## [Exercise inputs]
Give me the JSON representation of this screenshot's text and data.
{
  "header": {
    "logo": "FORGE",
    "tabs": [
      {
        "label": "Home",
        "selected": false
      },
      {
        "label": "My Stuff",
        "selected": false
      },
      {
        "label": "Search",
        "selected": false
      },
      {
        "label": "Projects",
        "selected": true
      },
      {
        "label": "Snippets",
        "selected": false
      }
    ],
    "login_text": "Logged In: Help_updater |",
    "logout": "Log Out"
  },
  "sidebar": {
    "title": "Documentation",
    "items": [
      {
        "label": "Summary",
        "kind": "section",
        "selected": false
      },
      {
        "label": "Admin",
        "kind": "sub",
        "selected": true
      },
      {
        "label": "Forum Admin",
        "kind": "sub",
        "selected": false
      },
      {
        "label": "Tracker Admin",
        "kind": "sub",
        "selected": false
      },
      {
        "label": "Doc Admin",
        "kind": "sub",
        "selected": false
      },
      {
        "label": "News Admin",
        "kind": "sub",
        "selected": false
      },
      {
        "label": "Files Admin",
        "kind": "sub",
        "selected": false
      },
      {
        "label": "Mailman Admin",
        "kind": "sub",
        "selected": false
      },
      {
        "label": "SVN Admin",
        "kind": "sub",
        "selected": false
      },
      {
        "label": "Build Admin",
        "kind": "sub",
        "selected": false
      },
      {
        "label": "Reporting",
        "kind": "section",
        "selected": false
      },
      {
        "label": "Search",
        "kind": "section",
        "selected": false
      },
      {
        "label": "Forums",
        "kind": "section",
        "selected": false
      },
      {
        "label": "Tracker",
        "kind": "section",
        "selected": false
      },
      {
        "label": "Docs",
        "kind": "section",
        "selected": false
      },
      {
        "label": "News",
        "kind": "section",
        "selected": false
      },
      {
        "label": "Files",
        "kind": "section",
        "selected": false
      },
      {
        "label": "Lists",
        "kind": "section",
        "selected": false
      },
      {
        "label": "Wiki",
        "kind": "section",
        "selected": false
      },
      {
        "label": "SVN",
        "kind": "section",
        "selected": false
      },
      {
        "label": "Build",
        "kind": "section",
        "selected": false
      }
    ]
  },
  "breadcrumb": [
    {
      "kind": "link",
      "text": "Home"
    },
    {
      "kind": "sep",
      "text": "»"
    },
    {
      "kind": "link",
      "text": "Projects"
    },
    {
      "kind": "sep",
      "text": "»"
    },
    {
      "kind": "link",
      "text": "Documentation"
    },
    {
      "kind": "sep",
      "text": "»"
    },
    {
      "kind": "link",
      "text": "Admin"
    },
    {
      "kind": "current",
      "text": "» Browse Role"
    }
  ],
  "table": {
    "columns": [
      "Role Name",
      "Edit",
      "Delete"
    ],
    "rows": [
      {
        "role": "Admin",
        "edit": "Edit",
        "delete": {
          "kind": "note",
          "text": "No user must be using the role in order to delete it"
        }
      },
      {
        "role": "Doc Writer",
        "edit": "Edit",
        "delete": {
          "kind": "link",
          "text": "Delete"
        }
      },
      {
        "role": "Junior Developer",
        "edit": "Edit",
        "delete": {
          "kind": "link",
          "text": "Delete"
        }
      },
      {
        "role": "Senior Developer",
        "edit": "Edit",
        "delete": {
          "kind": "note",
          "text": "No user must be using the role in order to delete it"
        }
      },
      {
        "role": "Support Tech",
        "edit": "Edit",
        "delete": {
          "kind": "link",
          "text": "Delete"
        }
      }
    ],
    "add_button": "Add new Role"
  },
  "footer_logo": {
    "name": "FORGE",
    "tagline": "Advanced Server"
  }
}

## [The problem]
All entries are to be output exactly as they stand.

## [Answer box]
Give me the JSON representation of this screenshot's text and data.
{
  "header": {
    "logo": "FORGE",
    "tabs": [
      {
        "label": "Home",
        "selected": false
      },
      {
        "label": "My Stuff",
        "selected": false
      },
      {
        "label": "Search",
        "selected": false
      },
      {
        "label": "Projects",
        "selected": true
      },
      {
        "label": "Snippets",
        "selected": false
      }
    ],
    "login_text": "Logged In: Help_updater |",
    "logout": "Log Out"
  },
  "sidebar": {
    "title": "Documentation",
    "items": [
      {
        "label": "Summary",
        "kind": "section",
        "selected": false
      },
      {
        "label": "Admin",
        "kind": "sub",
        "selected": true
      },
      {
        "label": "Forum Admin",
        "kind": "sub",
        "selected": false
      },
      {
        "label": "Tracker Admin",
        "kind": "sub",
        "selected": false
      },
      {
        "label": "Doc Admin",
        "kind": "sub",
        "selected": false
      },
      {
        "label": "News Admin",
        "kind": "sub",
        "selected": false
      },
      {
        "label": "Files Admin",
        "kind": "sub",
        "selected": false
      },
      {
        "label": "Mailman Admin",
        "kind": "sub",
        "selected": false
      },
      {
        "label": "SVN Admin",
        "kind": "sub",
        "selected": false
      },
      {
        "label": "Build Admin",
        "kind": "sub",
        "selected": false
      },
      {
        "label": "Reporting",
        "kind": "section",
        "selected": false
      },
      {
        "label": "Search",
        "kind": "section",
        "selected": false
      },
      {
        "label": "Forums",
        "kind": "section",
        "selected": false
      },
      {
        "label": "Tracker",
        "kind": "section",
        "selected": false
      },
      {
        "label": "Docs",
        "kind": "section",
        "selected": false
      },
      {
        "label": "News",
        "kind": "section",
        "selected": false
      },
      {
        "label": "Files",
        "kind": "section",
        "selected": false
      },
      {
        "label": "Lists",
        "kind": "section",
        "selected": false
      },
      {
        "label": "Wiki",
        "kind": "section",
        "selected": false
      },
      {
        "label": "SVN",
        "kind": "section",
        "selected": false
      },
      {
        "label": "Build",
        "kind": "section",
        "selected": false
      }
    ]
  },
  "breadcrumb": [
    {
      "kind": "link",
      "text": "Home"
    },
    {
      "kind": "sep",
      "text": "»"
    },
    {
      "kind": "link",
      "text": "Projects"
    },
    {
      "kind": "sep",
      "text": "»"
    },
    {
      "kind": "link",
      "text": "Documentation"
    },
    {
      "kind": "sep",
      "text": "»"
    },
    {
      "kind": "link",
      "text": "Admin"
    },
    {
      "kind": "current",
      "text": "» Browse Role"
    }
  ],
  "table": {
    "columns": [
      "Role Name",
      "Edit",
      "Delete"
    ],
    "rows": [
      {
        "role": "Admin",
        "edit": "Edit",
        "delete": {
          "kind": "note",
          "text": "No user must be using the role in order to delete it"
        }
      },
      {
        "role": "Doc Writer",
        "edit": "Edit",
        "delete": {
          "kind": "link",
          "text": "Delete"
        }
      },
      {
        "role": "Junior Developer",
        "edit": "Edit",
        "delete": {
          "kind": "link",
          "text": "Delete"
        }
      },
      {
        "role": "Senior Developer",
        "edit": "Edit",
        "delete": {
          "kind": "note",
          "text": "No user must be using the role in order to delete it"
        }
      },
      {
        "role": "Support Tech",
        "edit": "Edit",
        "delete": {
          "kind": "link",
          "text": "Delete"
        }
      }
    ],
    "add_button": "Add new Role"
  },
  "footer_logo": {
    "name": "FORGE",
    "tagline": "Advanced Server"
  }
}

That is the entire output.